China extends Crypto ban; Bitcoin drops. China has outlawed all cryptocurrency transactions and has pledged to completely eliminate digital asset mining. Dealing the industry its most severe blow to date.
All cryptocurrency-related activities, including those supplied by offshore exchanges. Will be considered illegal financial activity, according to the People’s Bank of China. Which announced the move on its website. It went on to say that cryptocurrencies, such as Bitcoin and Tether. Are not fiat currencies and hence cannot be circulated in the traditional sense.
In the wake of the revelation, bitcoin fell by about 8% to roughly $41,000. As of 9 a.m. in New York, according to CoinDesk data.
Chinese authorities are taking more steps to eliminate cryptocurrency trading because of its links to fraud. Money laundering, and wasteful energy consumption. China already has regulations in place that prohibit banks from providing cryptocurrency-related services. Traders have turned to over-the-counter platforms and offshore exchanges in order to get past such regulations.
According to Ganesh Viswanath Natraj, assistant professor of finance at Warwick Business School. “China’s prohibition on any cryptocurrency trading activity will have some short-term influence on the currency’s worth. But long-term implications are likely to be subdued.”
Additionally, according to Clara Medalie, the research lead at data supplier Kaiko. While there are likely some Chinese onshore speculators. As China extends Crypto ban, the majority of their activity has already gone out of the nation over the years.

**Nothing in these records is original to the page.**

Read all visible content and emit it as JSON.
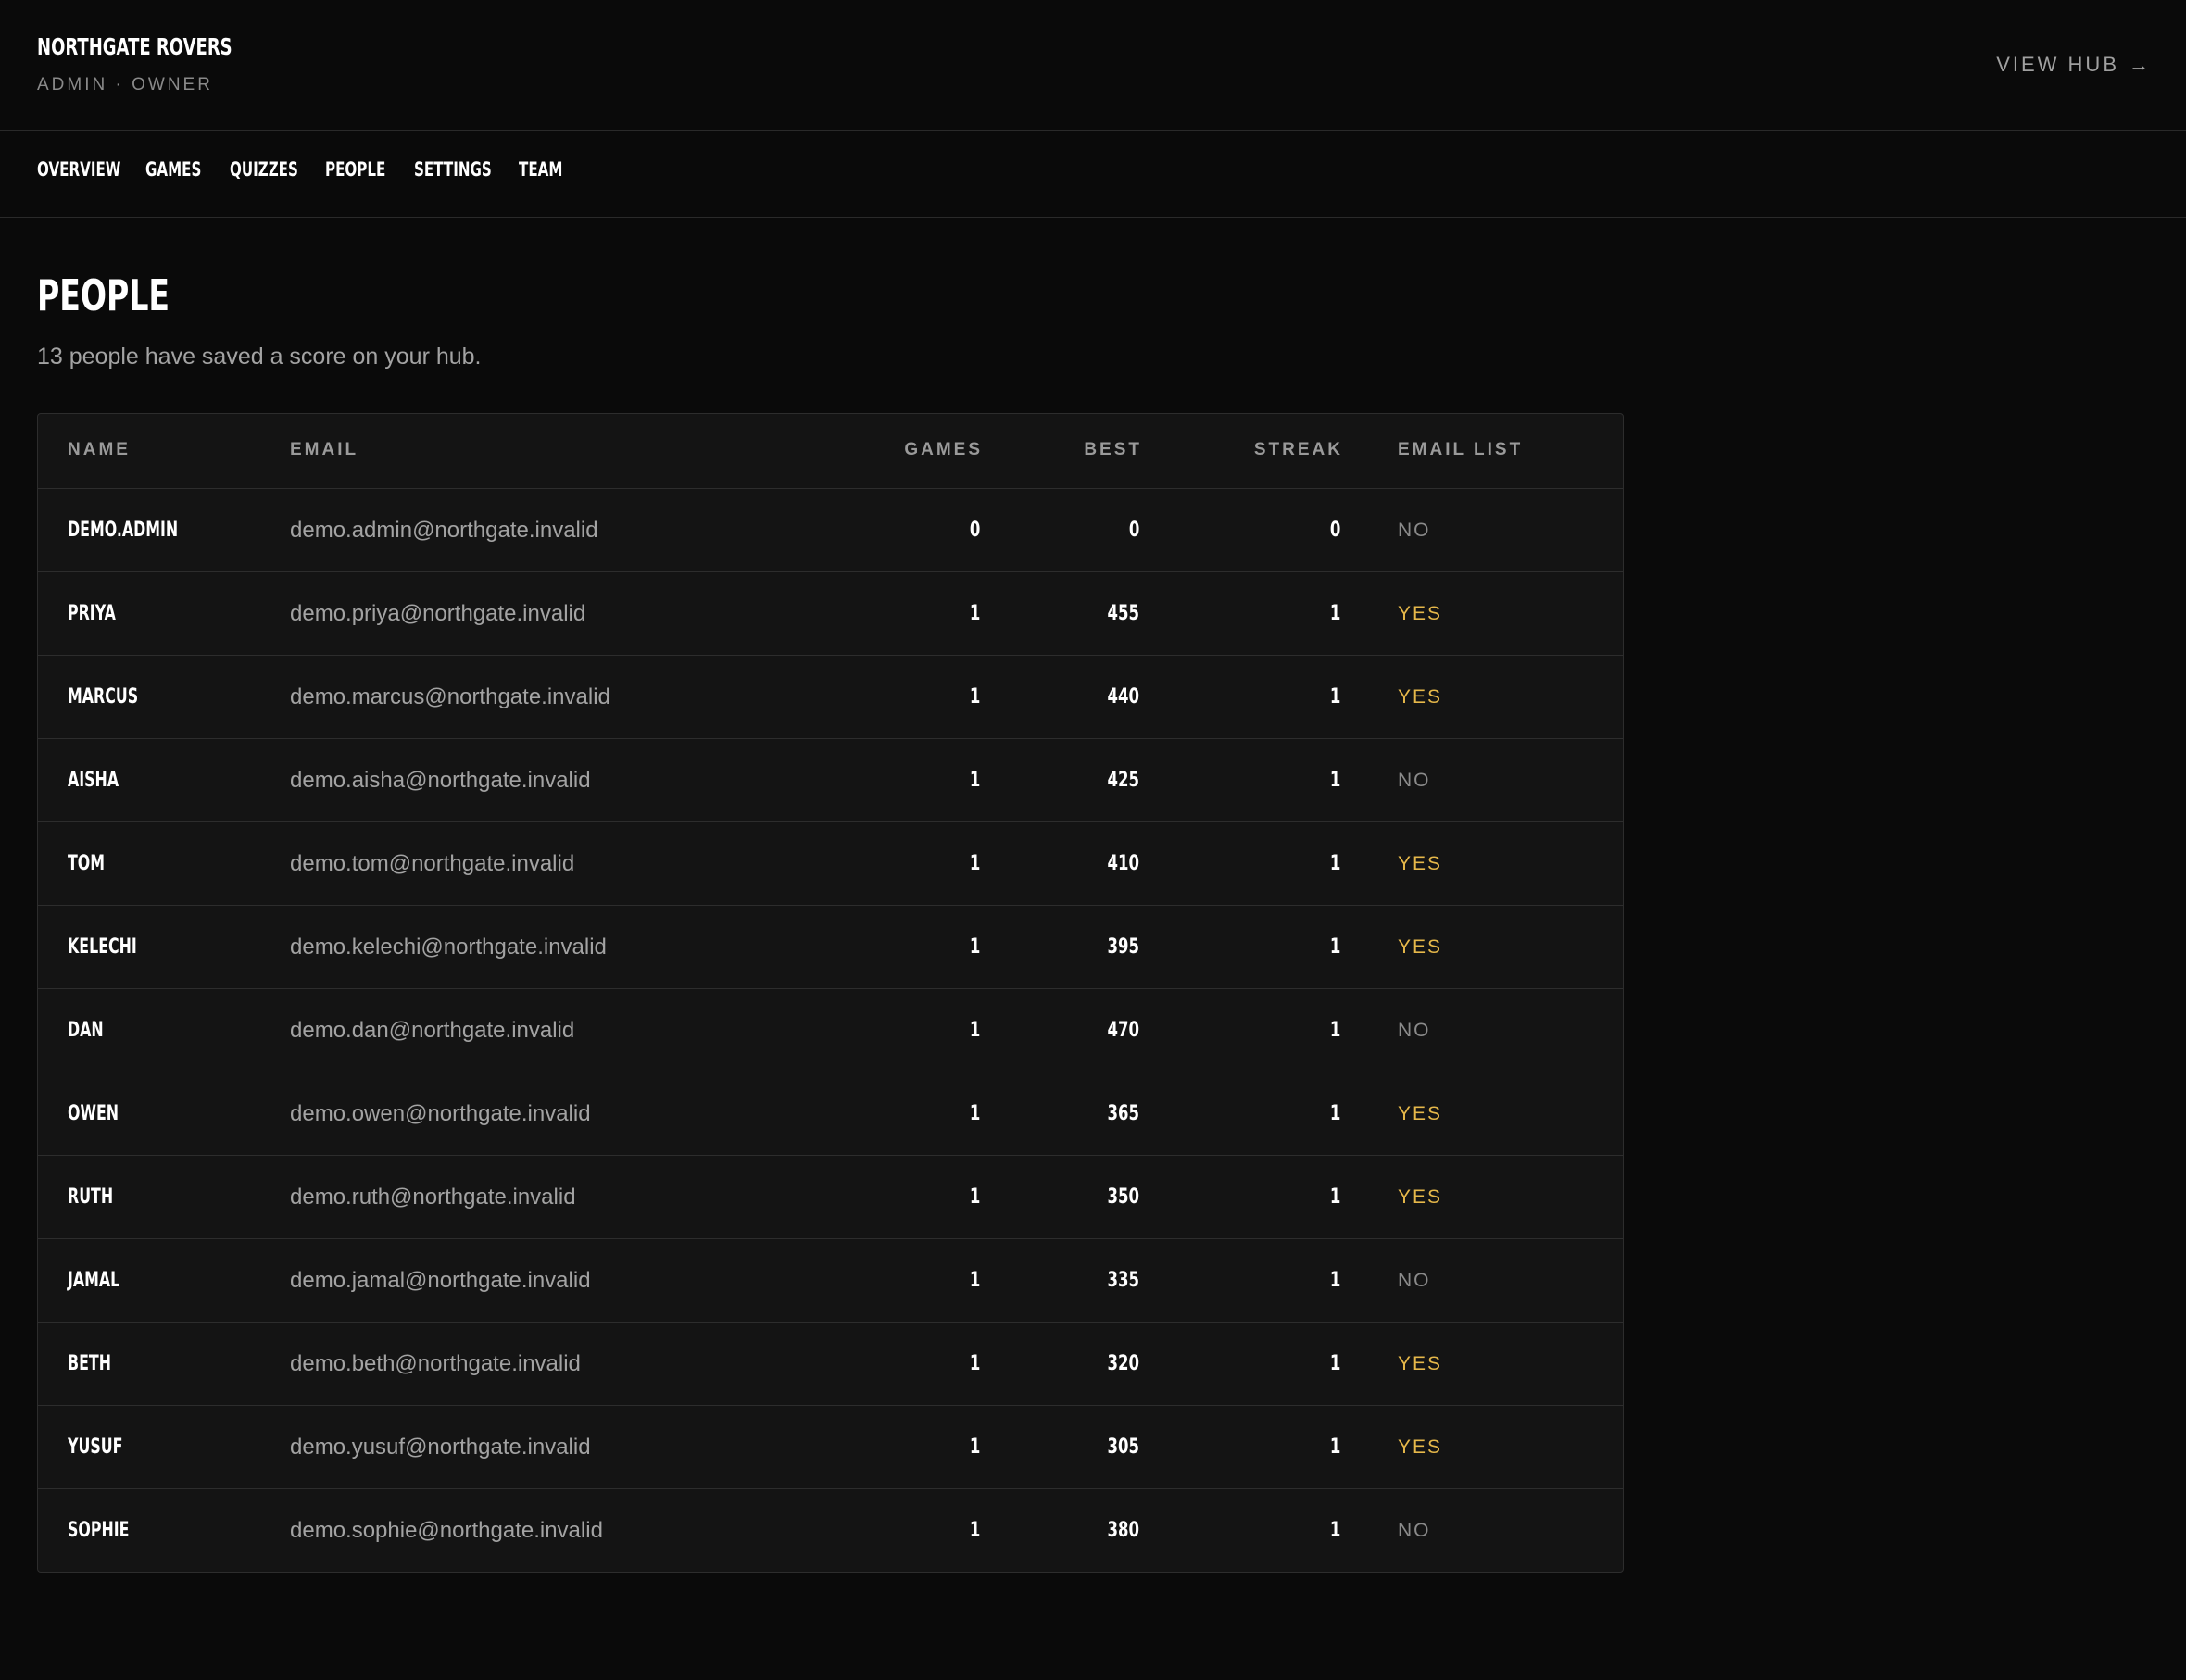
{
  "header": {
    "team_name": "NORTHGATE ROVERS",
    "role": "ADMIN · OWNER",
    "view_hub_label": "VIEW HUB",
    "view_hub_arrow": "→"
  },
  "nav": {
    "tabs": [
      "OVERVIEW",
      "GAMES",
      "QUIZZES",
      "PEOPLE",
      "SETTINGS",
      "TEAM"
    ]
  },
  "main": {
    "title": "PEOPLE",
    "subtitle": "13 people have saved a score on your hub."
  },
  "table": {
    "columns": {
      "name": "NAME",
      "email": "EMAIL",
      "games": "GAMES",
      "best": "BEST",
      "streak": "STREAK",
      "email_list": "EMAIL LIST"
    },
    "rows": [
      {
        "name": "DEMO.ADMIN",
        "email": "demo.admin@northgate.invalid",
        "games": "0",
        "best": "0",
        "streak": "0",
        "email_list": "NO"
      },
      {
        "name": "PRIYA",
        "email": "demo.priya@northgate.invalid",
        "games": "1",
        "best": "455",
        "streak": "1",
        "email_list": "YES"
      },
      {
        "name": "MARCUS",
        "email": "demo.marcus@northgate.invalid",
        "games": "1",
        "best": "440",
        "streak": "1",
        "email_list": "YES"
      },
      {
        "name": "AISHA",
        "email": "demo.aisha@northgate.invalid",
        "games": "1",
        "best": "425",
        "streak": "1",
        "email_list": "NO"
      },
      {
        "name": "TOM",
        "email": "demo.tom@northgate.invalid",
        "games": "1",
        "best": "410",
        "streak": "1",
        "email_list": "YES"
      },
      {
        "name": "KELECHI",
        "email": "demo.kelechi@northgate.invalid",
        "games": "1",
        "best": "395",
        "streak": "1",
        "email_list": "YES"
      },
      {
        "name": "DAN",
        "email": "demo.dan@northgate.invalid",
        "games": "1",
        "best": "470",
        "streak": "1",
        "email_list": "NO"
      },
      {
        "name": "OWEN",
        "email": "demo.owen@northgate.invalid",
        "games": "1",
        "best": "365",
        "streak": "1",
        "email_list": "YES"
      },
      {
        "name": "RUTH",
        "email": "demo.ruth@northgate.invalid",
        "games": "1",
        "best": "350",
        "streak": "1",
        "email_list": "YES"
      },
      {
        "name": "JAMAL",
        "email": "demo.jamal@northgate.invalid",
        "games": "1",
        "best": "335",
        "streak": "1",
        "email_list": "NO"
      },
      {
        "name": "BETH",
        "email": "demo.beth@northgate.invalid",
        "games": "1",
        "best": "320",
        "streak": "1",
        "email_list": "YES"
      },
      {
        "name": "YUSUF",
        "email": "demo.yusuf@northgate.invalid",
        "games": "1",
        "best": "305",
        "streak": "1",
        "email_list": "YES"
      },
      {
        "name": "SOPHIE",
        "email": "demo.sophie@northgate.invalid",
        "games": "1",
        "best": "380",
        "streak": "1",
        "email_list": "NO"
      }
    ]
  },
  "colors": {
    "background": "#0a0a0a",
    "table_background": "#141414",
    "accent_yes": "#e6b84a",
    "muted_no": "#8a8a8a"
  }
}
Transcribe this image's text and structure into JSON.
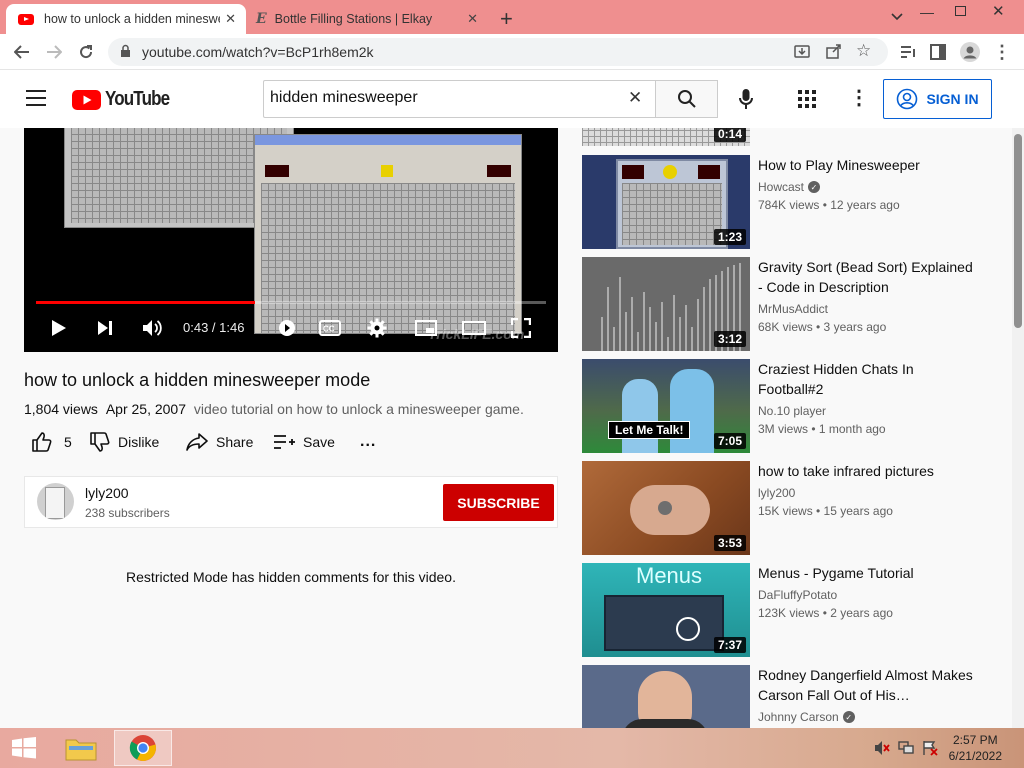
{
  "browser": {
    "tabs": [
      {
        "title": "how to unlock a hidden minesweeper mode - YouTube",
        "active": true
      },
      {
        "title": "Bottle Filling Stations | Elkay",
        "active": false
      }
    ],
    "new_tab": "+",
    "url": "youtube.com/watch?v=BcP1rh8em2k"
  },
  "youtube": {
    "logo_text": "YouTube",
    "search_value": "hidden minesweeper",
    "sign_in": "SIGN IN"
  },
  "player": {
    "time": "0:43 / 1:46",
    "progress": 0.43,
    "watermark": "TrickLIFE.com"
  },
  "video": {
    "title": "how to unlock a hidden minesweeper mode",
    "views": "1,804 views",
    "date": "Apr 25, 2007",
    "description": "video tutorial on how to unlock a minesweeper game.",
    "likes": "5",
    "dislike": "Dislike",
    "share": "Share",
    "save": "Save",
    "more": "..."
  },
  "channel": {
    "name": "lyly200",
    "subscribers": "238 subscribers",
    "subscribe": "SUBSCRIBE"
  },
  "comments_notice": "Restricted Mode has hidden comments for this video.",
  "recommendations": [
    {
      "title": "",
      "channel": "",
      "views": "",
      "duration": "0:14",
      "verified": false
    },
    {
      "title": "How to Play Minesweeper",
      "channel": "Howcast",
      "views": "784K views • 12 years ago",
      "duration": "1:23",
      "verified": true
    },
    {
      "title": "Gravity Sort (Bead Sort) Explained - Code in Description",
      "channel": "MrMusAddict",
      "views": "68K views • 3 years ago",
      "duration": "3:12",
      "verified": false
    },
    {
      "title": "Craziest Hidden Chats In Football#2",
      "channel": "No.10 player",
      "views": "3M views • 1 month ago",
      "duration": "7:05",
      "verified": false,
      "thumb_caption": "Let Me Talk!"
    },
    {
      "title": "how to take infrared pictures",
      "channel": "lyly200",
      "views": "15K views • 15 years ago",
      "duration": "3:53",
      "verified": false
    },
    {
      "title": "Menus - Pygame Tutorial",
      "channel": "DaFluffyPotato",
      "views": "123K views • 2 years ago",
      "duration": "7:37",
      "verified": false,
      "thumb_caption": "Menus"
    },
    {
      "title": "Rodney Dangerfield Almost Makes Carson Fall Out of His…",
      "channel": "Johnny Carson",
      "views": "",
      "duration": "",
      "verified": true
    }
  ],
  "taskbar": {
    "time": "2:57 PM",
    "date": "6/21/2022"
  },
  "colors": {
    "tab_strip": "#ef8f8f",
    "youtube_red": "#ff0000",
    "subscribe_red": "#cc0000",
    "signin_blue": "#065fd4"
  }
}
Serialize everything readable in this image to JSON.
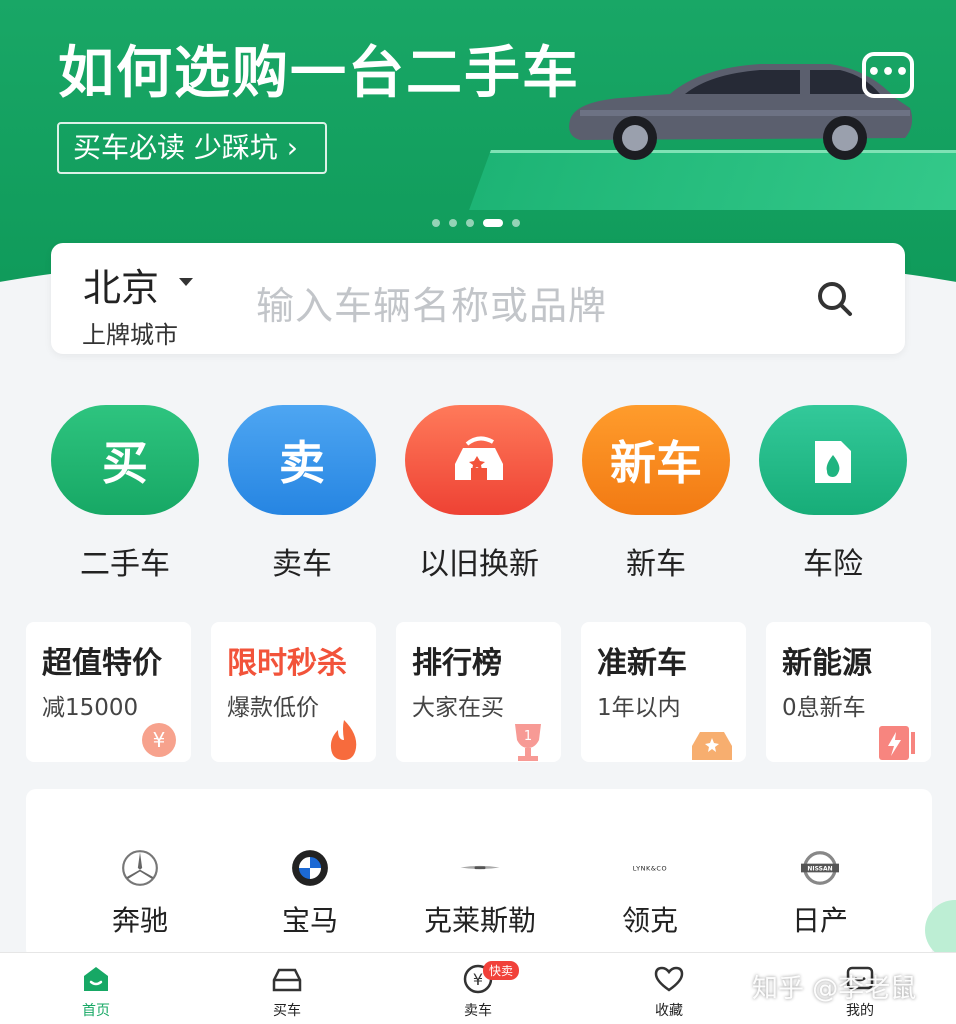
{
  "banner": {
    "title": "如何选购一台二手车",
    "subtitle": "买车必读 少踩坑 ›",
    "chat_icon": "chat-bubble-icon",
    "dots_count": 5,
    "active_dot": 3
  },
  "search": {
    "city": "北京",
    "city_sub": "上牌城市",
    "placeholder": "输入车辆名称或品牌"
  },
  "main_icons": [
    {
      "glyph": "买",
      "label": "二手车",
      "color": "#20b36d"
    },
    {
      "glyph": "卖",
      "label": "卖车",
      "color": "#2d8fe6"
    },
    {
      "glyph": "",
      "label": "以旧换新",
      "color": "#f2533a"
    },
    {
      "glyph": "新车",
      "label": "新车",
      "color": "#f5861f"
    },
    {
      "glyph": "",
      "label": "车险",
      "color": "#1fb480"
    }
  ],
  "feature_cards": [
    {
      "title": "超值特价",
      "sub": "减15000",
      "red": false
    },
    {
      "title": "限时秒杀",
      "sub": "爆款低价",
      "red": true
    },
    {
      "title": "排行榜",
      "sub": "大家在买",
      "red": false
    },
    {
      "title": "准新车",
      "sub": "1年以内",
      "red": false
    },
    {
      "title": "新能源",
      "sub": "0息新车",
      "red": false
    }
  ],
  "brands": [
    {
      "name": "奔驰",
      "logo": "mercedes-logo"
    },
    {
      "name": "宝马",
      "logo": "bmw-logo"
    },
    {
      "name": "克莱斯勒",
      "logo": "chrysler-logo"
    },
    {
      "name": "领克",
      "logo": "lynkco-logo"
    },
    {
      "name": "日产",
      "logo": "nissan-logo"
    }
  ],
  "brand_logo_text": {
    "lynkco": "LYNK&CO",
    "nissan": "NISSAN"
  },
  "bottom_nav": [
    {
      "label": "首页",
      "active": true
    },
    {
      "label": "买车",
      "active": false
    },
    {
      "label": "卖车",
      "active": false,
      "badge": "快卖"
    },
    {
      "label": "收藏",
      "active": false
    },
    {
      "label": "我的",
      "active": false
    }
  ],
  "watermark": "知乎 @李老鼠",
  "colors": {
    "brand_green": "#17a865",
    "badge_red": "#f1413a"
  }
}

Another factor contributing to the industry’s unacceptably high energy consumption. Is the fact that it consumes so much electricity. The Chinese government’s economic planning bureau said in a separate statement. That eradicating crypto mining is a pressing priority. And that the crackdown is necessary to meet carbon reduction targets.
A serious power crisis in China has already roiled commodities
As a result of China’s chronic power shortage, which has already caused price volatility in commodities. Ranging from aluminum to steel. Some companies have had their power supply cut off in recent weeks.
According to the Cambridge Bitcoin Electricity Consumption Index. The country is home to a significant concentration of the world’s cryptocurrency miners. Who had a 46 percent share of the worldwide hash rate as recently as April. A measure of computer power utilized in mining and processing.
According to Vijay Ayyar, CEO of Asia Pacific at cryptocurrency exchange Luno in Singapore. “The Chinese regulators have always been radical in their views, and these comments are nothing new.”
“What’s fascinating is that they continue to make similar remarks for the same reason. It’s most likely because they believe China’s action would continue unabated. And as a result, they are forced to push into overdrive,” he concluded.
China’s intensified crackdown on cryptocurrency mining and trading activity began in May, and has continued to this day. Since crypto mining removed from a proposed list of filthy industries to phased out in 2019. It had been the first time that top officials have singled out cryptocurrency mining at the national level.
The move resulted in a precipitous drop in cryptocurrency values. With Bitcoin losing over half its value between April and July of this year. While the market has gained some ground since then. It still much below the all-time high of $63,000 reached in 2008.